Start of Listed entries
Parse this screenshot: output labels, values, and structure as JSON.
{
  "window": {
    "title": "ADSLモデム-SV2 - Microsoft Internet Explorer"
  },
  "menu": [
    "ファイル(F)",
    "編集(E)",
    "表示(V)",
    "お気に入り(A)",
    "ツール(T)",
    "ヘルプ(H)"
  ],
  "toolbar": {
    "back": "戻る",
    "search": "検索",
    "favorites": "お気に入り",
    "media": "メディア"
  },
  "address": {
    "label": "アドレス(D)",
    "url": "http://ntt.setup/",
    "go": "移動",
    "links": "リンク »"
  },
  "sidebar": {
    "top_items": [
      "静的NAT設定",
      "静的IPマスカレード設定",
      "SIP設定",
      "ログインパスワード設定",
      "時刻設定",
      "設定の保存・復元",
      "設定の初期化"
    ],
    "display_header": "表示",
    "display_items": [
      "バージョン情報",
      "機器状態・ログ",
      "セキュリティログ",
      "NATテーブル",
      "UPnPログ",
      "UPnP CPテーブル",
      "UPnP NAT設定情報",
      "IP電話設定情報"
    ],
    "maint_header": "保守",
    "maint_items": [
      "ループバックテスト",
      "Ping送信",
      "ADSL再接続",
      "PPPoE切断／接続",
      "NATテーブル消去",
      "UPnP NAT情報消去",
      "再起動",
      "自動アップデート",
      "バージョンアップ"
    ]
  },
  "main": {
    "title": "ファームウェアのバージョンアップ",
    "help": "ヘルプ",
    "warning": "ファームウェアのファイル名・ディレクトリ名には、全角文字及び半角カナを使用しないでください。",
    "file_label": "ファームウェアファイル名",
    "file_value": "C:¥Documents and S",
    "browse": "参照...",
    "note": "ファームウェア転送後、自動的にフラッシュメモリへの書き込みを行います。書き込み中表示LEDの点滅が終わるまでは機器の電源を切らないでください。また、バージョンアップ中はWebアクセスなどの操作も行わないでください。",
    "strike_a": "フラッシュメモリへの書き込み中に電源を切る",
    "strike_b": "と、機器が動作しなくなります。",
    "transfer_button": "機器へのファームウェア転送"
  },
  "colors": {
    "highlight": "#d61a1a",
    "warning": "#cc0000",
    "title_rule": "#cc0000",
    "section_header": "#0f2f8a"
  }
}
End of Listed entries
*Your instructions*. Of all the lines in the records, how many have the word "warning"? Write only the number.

*Task solution*. 2